What is required:
Reproduce the data below in full and to the letter, images excepted.

Entries from a dataset of interfaces
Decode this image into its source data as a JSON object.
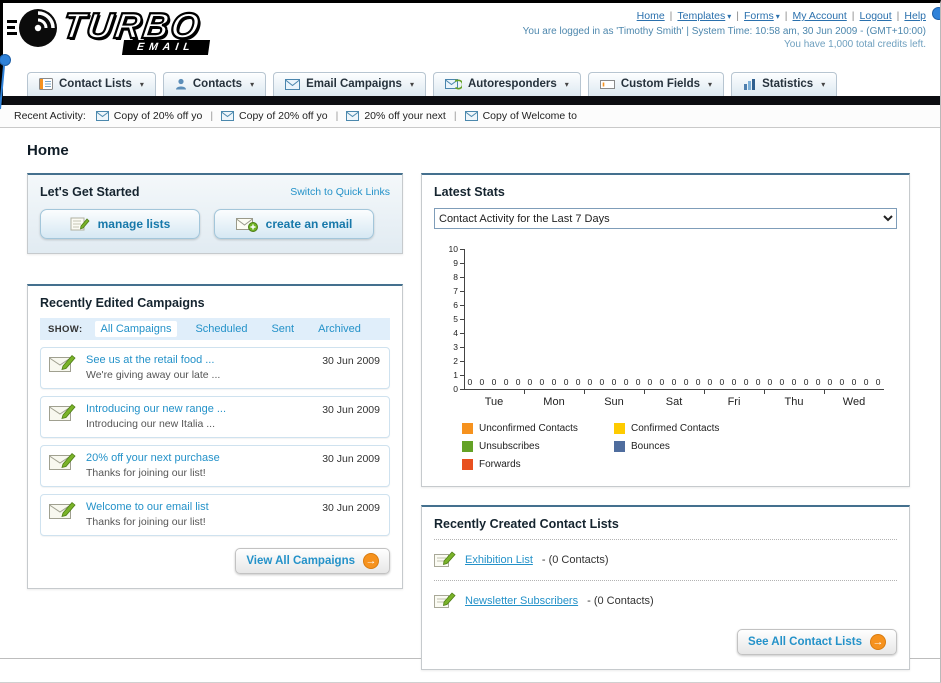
{
  "glyphs": {
    "caret": "▾",
    "separator": "|",
    "arrow": "→"
  },
  "colors": {
    "link": "#2492c9",
    "accent_orange": "#f6921e",
    "nav_dark_bar": "#0c0d11"
  },
  "page": {
    "title": "Home"
  },
  "header": {
    "logo": {
      "brand": "TURBO",
      "sub": "EMAIL"
    },
    "top_links": [
      {
        "label": "Home",
        "dropdown": false
      },
      {
        "label": "Templates",
        "dropdown": true
      },
      {
        "label": "Forms",
        "dropdown": true
      },
      {
        "label": "My Account",
        "dropdown": false
      },
      {
        "label": "Logout",
        "dropdown": false
      },
      {
        "label": "Help",
        "dropdown": false
      }
    ],
    "login_status": "You are logged in as 'Timothy Smith' | System Time: 10:58 am, 30 Jun 2009 - (GMT+10:00)",
    "credits_note": "You have 1,000 total credits left."
  },
  "nav": {
    "items": [
      {
        "label": "Contact Lists",
        "icon": "contact-lists-icon"
      },
      {
        "label": "Contacts",
        "icon": "contacts-icon"
      },
      {
        "label": "Email Campaigns",
        "icon": "email-campaigns-icon"
      },
      {
        "label": "Autoresponders",
        "icon": "autoresponders-icon"
      },
      {
        "label": "Custom Fields",
        "icon": "custom-fields-icon"
      },
      {
        "label": "Statistics",
        "icon": "statistics-icon"
      }
    ]
  },
  "recent_activity": {
    "label": "Recent Activity:",
    "items": [
      "Copy of 20% off yo",
      "Copy of 20% off yo",
      "20% off your next",
      "Copy of Welcome to"
    ]
  },
  "get_started": {
    "title": "Let's Get Started",
    "switch_link": "Switch to Quick Links",
    "manage_lists_label": "manage lists",
    "create_email_label": "create an email"
  },
  "campaigns": {
    "title": "Recently Edited Campaigns",
    "show_label": "SHOW:",
    "tabs": [
      "All Campaigns",
      "Scheduled",
      "Sent",
      "Archived"
    ],
    "active_tab": "All Campaigns",
    "rows": [
      {
        "title": "See us at the retail food ...",
        "subtitle": "We're giving away our late ...",
        "date": "30 Jun 2009"
      },
      {
        "title": "Introducing our new range ...",
        "subtitle": "Introducing our new Italia ...",
        "date": "30 Jun 2009"
      },
      {
        "title": "20% off your next purchase",
        "subtitle": "Thanks for joining our list!",
        "date": "30 Jun 2009"
      },
      {
        "title": "Welcome to our email list",
        "subtitle": "Thanks for joining our list!",
        "date": "30 Jun 2009"
      }
    ],
    "view_all_label": "View All Campaigns"
  },
  "latest_stats": {
    "title": "Latest Stats",
    "selected_filter": "Contact Activity for the Last 7 Days",
    "chart_data": {
      "type": "bar",
      "title": "Contact Activity for the Last 7 Days",
      "categories": [
        "Tue",
        "Mon",
        "Sun",
        "Sat",
        "Fri",
        "Thu",
        "Wed"
      ],
      "series": [
        {
          "name": "Unconfirmed Contacts",
          "color": "#f6921e",
          "values": [
            0,
            0,
            0,
            0,
            0,
            0,
            0
          ]
        },
        {
          "name": "Confirmed Contacts",
          "color": "#fecb00",
          "values": [
            0,
            0,
            0,
            0,
            0,
            0,
            0
          ]
        },
        {
          "name": "Unsubscribes",
          "color": "#64a226",
          "values": [
            0,
            0,
            0,
            0,
            0,
            0,
            0
          ]
        },
        {
          "name": "Bounces",
          "color": "#4f6d9e",
          "values": [
            0,
            0,
            0,
            0,
            0,
            0,
            0
          ]
        },
        {
          "name": "Forwards",
          "color": "#e8501f",
          "values": [
            0,
            0,
            0,
            0,
            0,
            0,
            0
          ]
        }
      ],
      "ylim": [
        0,
        10
      ],
      "ytick_step": 1,
      "grid": false,
      "legend_position": "bottom"
    }
  },
  "contact_lists": {
    "title": "Recently Created Contact Lists",
    "items": [
      {
        "name": "Exhibition List",
        "suffix": "- (0 Contacts)"
      },
      {
        "name": "Newsletter Subscribers",
        "suffix": "- (0 Contacts)"
      }
    ],
    "see_all_label": "See All Contact Lists"
  }
}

Written reply:
Decode this image into its source data as a JSON object.
{
  "glyphs": {
    "caret": "▾",
    "separator": "|",
    "arrow": "→"
  },
  "colors": {
    "link": "#2492c9",
    "accent_orange": "#f6921e",
    "nav_dark_bar": "#0c0d11"
  },
  "page": {
    "title": "Home"
  },
  "header": {
    "logo": {
      "brand": "TURBO",
      "sub": "EMAIL"
    },
    "top_links": [
      {
        "label": "Home",
        "dropdown": false
      },
      {
        "label": "Templates",
        "dropdown": true
      },
      {
        "label": "Forms",
        "dropdown": true
      },
      {
        "label": "My Account",
        "dropdown": false
      },
      {
        "label": "Logout",
        "dropdown": false
      },
      {
        "label": "Help",
        "dropdown": false
      }
    ],
    "login_status": "You are logged in as 'Timothy Smith' | System Time: 10:58 am, 30 Jun 2009 - (GMT+10:00)",
    "credits_note": "You have 1,000 total credits left."
  },
  "nav": {
    "items": [
      {
        "label": "Contact Lists",
        "icon": "contact-lists-icon"
      },
      {
        "label": "Contacts",
        "icon": "contacts-icon"
      },
      {
        "label": "Email Campaigns",
        "icon": "email-campaigns-icon"
      },
      {
        "label": "Autoresponders",
        "icon": "autoresponders-icon"
      },
      {
        "label": "Custom Fields",
        "icon": "custom-fields-icon"
      },
      {
        "label": "Statistics",
        "icon": "statistics-icon"
      }
    ]
  },
  "recent_activity": {
    "label": "Recent Activity:",
    "items": [
      "Copy of 20% off yo",
      "Copy of 20% off yo",
      "20% off your next",
      "Copy of Welcome to"
    ]
  },
  "get_started": {
    "title": "Let's Get Started",
    "switch_link": "Switch to Quick Links",
    "manage_lists_label": "manage lists",
    "create_email_label": "create an email"
  },
  "campaigns": {
    "title": "Recently Edited Campaigns",
    "show_label": "SHOW:",
    "tabs": [
      "All Campaigns",
      "Scheduled",
      "Sent",
      "Archived"
    ],
    "active_tab": "All Campaigns",
    "rows": [
      {
        "title": "See us at the retail food ...",
        "subtitle": "We're giving away our late ...",
        "date": "30 Jun 2009"
      },
      {
        "title": "Introducing our new range ...",
        "subtitle": "Introducing our new Italia ...",
        "date": "30 Jun 2009"
      },
      {
        "title": "20% off your next purchase",
        "subtitle": "Thanks for joining our list!",
        "date": "30 Jun 2009"
      },
      {
        "title": "Welcome to our email list",
        "subtitle": "Thanks for joining our list!",
        "date": "30 Jun 2009"
      }
    ],
    "view_all_label": "View All Campaigns"
  },
  "latest_stats": {
    "title": "Latest Stats",
    "selected_filter": "Contact Activity for the Last 7 Days",
    "chart_data": {
      "type": "bar",
      "title": "Contact Activity for the Last 7 Days",
      "categories": [
        "Tue",
        "Mon",
        "Sun",
        "Sat",
        "Fri",
        "Thu",
        "Wed"
      ],
      "series": [
        {
          "name": "Unconfirmed Contacts",
          "color": "#f6921e",
          "values": [
            0,
            0,
            0,
            0,
            0,
            0,
            0
          ]
        },
        {
          "name": "Confirmed Contacts",
          "color": "#fecb00",
          "values": [
            0,
            0,
            0,
            0,
            0,
            0,
            0
          ]
        },
        {
          "name": "Unsubscribes",
          "color": "#64a226",
          "values": [
            0,
            0,
            0,
            0,
            0,
            0,
            0
          ]
        },
        {
          "name": "Bounces",
          "color": "#4f6d9e",
          "values": [
            0,
            0,
            0,
            0,
            0,
            0,
            0
          ]
        },
        {
          "name": "Forwards",
          "color": "#e8501f",
          "values": [
            0,
            0,
            0,
            0,
            0,
            0,
            0
          ]
        }
      ],
      "ylim": [
        0,
        10
      ],
      "ytick_step": 1,
      "grid": false,
      "legend_position": "bottom"
    }
  },
  "contact_lists": {
    "title": "Recently Created Contact Lists",
    "items": [
      {
        "name": "Exhibition List",
        "suffix": "- (0 Contacts)"
      },
      {
        "name": "Newsletter Subscribers",
        "suffix": "- (0 Contacts)"
      }
    ],
    "see_all_label": "See All Contact Lists"
  }
}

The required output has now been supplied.